  • That wood, as a material that is/was alive, continues to change both due to aging and playing (i.e., the "opening up" that players described is a function of at least two processes that impact the structure of the wood itself).
  • Related to the above point: I believe that part, but not all, of the "opening up" process is psychological-- that we become more familiar with the sound of a guitar over time, and that is perceived as more pleasing. Yes, remember that I'm a social psychologist, and that we call this the "mere exposure effect."
  • One of my biggest "turn-offs" are the pixelated pickguards that Martin used (still uses?) on some of their guitars, like my 2002 D-18GE. I've since replaced mine with a "tor-tis" Dalmatian pickguard, which is admittedly a non-traditional choice for an -18-style guitar.

Ick! (from http://www.acousticguitarforum.com/forums/showthread.php?t=266220)

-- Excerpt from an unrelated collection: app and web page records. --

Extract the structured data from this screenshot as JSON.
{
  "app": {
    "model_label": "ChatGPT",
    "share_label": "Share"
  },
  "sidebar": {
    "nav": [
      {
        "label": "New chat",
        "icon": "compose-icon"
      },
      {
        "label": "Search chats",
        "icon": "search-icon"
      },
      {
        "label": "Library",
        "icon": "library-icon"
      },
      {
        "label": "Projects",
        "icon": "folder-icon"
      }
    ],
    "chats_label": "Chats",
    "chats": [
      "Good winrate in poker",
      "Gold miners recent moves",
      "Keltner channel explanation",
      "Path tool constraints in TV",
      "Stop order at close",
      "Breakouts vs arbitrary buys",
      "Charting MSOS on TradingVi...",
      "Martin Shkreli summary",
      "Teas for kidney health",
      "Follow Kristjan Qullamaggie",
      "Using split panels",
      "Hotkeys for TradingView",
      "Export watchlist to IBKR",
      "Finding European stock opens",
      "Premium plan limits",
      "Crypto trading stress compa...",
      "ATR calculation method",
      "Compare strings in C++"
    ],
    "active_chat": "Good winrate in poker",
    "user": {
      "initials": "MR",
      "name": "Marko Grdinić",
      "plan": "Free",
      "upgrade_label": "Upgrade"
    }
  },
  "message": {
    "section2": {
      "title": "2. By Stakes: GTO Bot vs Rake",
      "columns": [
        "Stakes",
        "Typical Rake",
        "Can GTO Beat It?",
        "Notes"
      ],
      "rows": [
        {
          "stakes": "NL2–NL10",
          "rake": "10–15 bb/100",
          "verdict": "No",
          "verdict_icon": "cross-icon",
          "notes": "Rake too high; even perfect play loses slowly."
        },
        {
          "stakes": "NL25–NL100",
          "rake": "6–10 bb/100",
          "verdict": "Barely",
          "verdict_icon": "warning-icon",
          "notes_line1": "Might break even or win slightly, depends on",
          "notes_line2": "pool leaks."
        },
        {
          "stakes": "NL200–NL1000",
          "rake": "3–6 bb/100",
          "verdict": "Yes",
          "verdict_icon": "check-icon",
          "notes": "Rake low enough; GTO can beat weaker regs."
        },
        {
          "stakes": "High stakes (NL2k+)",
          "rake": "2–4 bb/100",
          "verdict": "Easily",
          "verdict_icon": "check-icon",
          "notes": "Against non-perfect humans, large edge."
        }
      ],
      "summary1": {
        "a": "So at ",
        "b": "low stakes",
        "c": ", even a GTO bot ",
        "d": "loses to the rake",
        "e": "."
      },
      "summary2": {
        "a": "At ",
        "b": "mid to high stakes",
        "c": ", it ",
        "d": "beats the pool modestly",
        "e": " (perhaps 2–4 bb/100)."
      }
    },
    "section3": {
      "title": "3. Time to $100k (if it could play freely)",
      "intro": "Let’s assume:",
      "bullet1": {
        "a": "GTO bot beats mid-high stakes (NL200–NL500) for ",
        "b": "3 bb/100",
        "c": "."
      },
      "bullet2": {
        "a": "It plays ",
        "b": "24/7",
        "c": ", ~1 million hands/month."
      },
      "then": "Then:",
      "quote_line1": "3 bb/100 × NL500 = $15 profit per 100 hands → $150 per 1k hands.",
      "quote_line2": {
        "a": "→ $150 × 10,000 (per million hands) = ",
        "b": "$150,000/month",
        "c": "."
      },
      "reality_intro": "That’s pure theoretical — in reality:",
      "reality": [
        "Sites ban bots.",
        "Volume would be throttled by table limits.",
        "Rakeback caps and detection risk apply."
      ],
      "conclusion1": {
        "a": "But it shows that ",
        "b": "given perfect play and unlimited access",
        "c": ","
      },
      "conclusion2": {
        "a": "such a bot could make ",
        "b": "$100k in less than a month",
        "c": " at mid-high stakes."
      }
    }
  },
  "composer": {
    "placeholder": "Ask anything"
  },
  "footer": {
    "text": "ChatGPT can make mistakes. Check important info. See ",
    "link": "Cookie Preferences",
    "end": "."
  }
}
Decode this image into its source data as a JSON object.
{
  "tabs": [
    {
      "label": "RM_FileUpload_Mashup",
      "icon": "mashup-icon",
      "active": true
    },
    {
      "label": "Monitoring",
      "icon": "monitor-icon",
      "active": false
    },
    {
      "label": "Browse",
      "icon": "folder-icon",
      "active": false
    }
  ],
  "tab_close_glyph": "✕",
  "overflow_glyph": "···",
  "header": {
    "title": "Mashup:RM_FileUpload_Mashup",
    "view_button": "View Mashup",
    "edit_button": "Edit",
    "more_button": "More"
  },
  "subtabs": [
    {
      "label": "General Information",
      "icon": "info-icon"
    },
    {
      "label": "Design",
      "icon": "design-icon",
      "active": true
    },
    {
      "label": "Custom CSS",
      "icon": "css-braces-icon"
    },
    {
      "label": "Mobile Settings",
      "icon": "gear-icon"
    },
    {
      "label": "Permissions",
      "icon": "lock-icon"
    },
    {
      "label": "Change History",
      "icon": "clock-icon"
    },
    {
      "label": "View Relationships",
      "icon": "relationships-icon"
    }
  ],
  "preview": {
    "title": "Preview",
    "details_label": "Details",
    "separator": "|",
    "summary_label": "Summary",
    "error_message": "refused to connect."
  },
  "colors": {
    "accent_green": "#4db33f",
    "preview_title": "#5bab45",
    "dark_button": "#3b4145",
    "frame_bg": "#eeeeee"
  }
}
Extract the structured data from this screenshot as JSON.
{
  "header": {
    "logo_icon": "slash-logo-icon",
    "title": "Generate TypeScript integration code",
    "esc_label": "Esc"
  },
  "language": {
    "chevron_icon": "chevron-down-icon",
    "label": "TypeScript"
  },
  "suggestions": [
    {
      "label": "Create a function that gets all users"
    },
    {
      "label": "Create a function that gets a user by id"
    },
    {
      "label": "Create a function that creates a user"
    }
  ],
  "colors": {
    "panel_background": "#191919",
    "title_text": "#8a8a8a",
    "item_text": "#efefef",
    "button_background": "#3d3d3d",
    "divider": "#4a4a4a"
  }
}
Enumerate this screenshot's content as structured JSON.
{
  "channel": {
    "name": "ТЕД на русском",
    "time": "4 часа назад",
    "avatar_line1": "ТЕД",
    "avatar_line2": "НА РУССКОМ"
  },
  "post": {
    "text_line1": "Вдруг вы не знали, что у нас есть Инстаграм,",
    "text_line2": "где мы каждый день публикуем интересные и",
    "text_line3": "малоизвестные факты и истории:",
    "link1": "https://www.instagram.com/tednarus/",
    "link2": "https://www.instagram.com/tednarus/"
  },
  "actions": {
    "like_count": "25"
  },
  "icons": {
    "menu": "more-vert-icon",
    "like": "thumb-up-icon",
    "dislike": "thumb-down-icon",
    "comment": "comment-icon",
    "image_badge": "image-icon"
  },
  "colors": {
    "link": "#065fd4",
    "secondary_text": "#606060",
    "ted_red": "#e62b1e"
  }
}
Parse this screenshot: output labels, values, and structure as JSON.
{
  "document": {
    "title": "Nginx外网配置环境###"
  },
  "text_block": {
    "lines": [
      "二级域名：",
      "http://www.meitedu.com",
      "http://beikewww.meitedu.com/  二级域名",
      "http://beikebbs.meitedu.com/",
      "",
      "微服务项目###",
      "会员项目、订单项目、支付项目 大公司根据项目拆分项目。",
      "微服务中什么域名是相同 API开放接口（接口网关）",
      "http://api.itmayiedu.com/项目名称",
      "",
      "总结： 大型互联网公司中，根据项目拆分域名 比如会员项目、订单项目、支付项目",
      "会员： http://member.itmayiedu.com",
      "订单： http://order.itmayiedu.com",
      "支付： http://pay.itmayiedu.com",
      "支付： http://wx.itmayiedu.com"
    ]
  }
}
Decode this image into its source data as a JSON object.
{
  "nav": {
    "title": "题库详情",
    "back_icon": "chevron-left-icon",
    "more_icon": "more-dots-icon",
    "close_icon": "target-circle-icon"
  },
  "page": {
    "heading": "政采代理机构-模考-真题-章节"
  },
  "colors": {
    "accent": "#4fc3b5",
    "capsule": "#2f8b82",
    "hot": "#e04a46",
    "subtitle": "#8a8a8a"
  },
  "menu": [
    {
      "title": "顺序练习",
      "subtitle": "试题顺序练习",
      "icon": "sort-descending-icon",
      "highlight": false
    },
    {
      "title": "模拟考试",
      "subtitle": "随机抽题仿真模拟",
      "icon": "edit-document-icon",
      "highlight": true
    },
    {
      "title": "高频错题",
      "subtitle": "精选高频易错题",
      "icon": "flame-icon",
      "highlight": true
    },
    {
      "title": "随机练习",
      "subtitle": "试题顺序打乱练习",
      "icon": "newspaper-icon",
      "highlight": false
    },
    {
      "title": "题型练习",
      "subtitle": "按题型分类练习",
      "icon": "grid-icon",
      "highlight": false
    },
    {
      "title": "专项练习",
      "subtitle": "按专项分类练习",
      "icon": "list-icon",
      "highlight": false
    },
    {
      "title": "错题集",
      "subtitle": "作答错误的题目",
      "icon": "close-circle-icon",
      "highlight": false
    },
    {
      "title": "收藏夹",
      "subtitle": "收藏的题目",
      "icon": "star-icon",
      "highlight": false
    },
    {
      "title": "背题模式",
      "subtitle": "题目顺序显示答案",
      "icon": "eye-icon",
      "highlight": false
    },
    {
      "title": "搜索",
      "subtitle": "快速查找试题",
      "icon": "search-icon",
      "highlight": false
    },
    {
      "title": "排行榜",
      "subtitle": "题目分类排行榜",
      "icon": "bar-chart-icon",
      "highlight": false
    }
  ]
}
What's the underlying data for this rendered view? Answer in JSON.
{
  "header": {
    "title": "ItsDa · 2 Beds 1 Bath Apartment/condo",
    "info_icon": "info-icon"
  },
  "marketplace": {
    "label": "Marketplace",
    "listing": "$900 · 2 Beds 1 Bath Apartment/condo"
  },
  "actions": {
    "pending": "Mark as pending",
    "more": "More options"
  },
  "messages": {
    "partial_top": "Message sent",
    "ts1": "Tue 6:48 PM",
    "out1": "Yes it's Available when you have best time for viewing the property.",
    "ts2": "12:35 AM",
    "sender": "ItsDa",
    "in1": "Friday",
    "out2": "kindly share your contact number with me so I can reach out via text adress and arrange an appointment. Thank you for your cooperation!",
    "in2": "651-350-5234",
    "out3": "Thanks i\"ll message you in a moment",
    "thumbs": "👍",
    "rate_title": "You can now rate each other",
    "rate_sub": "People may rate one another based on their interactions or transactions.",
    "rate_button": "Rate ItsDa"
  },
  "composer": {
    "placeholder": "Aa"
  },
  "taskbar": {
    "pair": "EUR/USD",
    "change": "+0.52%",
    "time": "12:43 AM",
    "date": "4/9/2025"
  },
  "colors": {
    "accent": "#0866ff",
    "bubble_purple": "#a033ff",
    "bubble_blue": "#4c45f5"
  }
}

Slope-shouldered goodness

I'm not lucky enough to have a John Walker guitar and this video isn't helping my GAS for one.


Bob Taylor on the future of (and our expectations for) ebony


Building a flamenco guitar: 299 hours in 3 minutes


Photo of the week - May 22, 2012

At the Martin guitar factory, in Nazareth, Pennsylvania. Fuji X100 @ f/2. Converted with Nik Silver Efex Pro.


Photo of the week - May 15, 2012


At the Martin guitar factory, in Nazareth, Pennsylvania. Fuji X100 @ f/2. Converted with Nik Silver Efex Pro.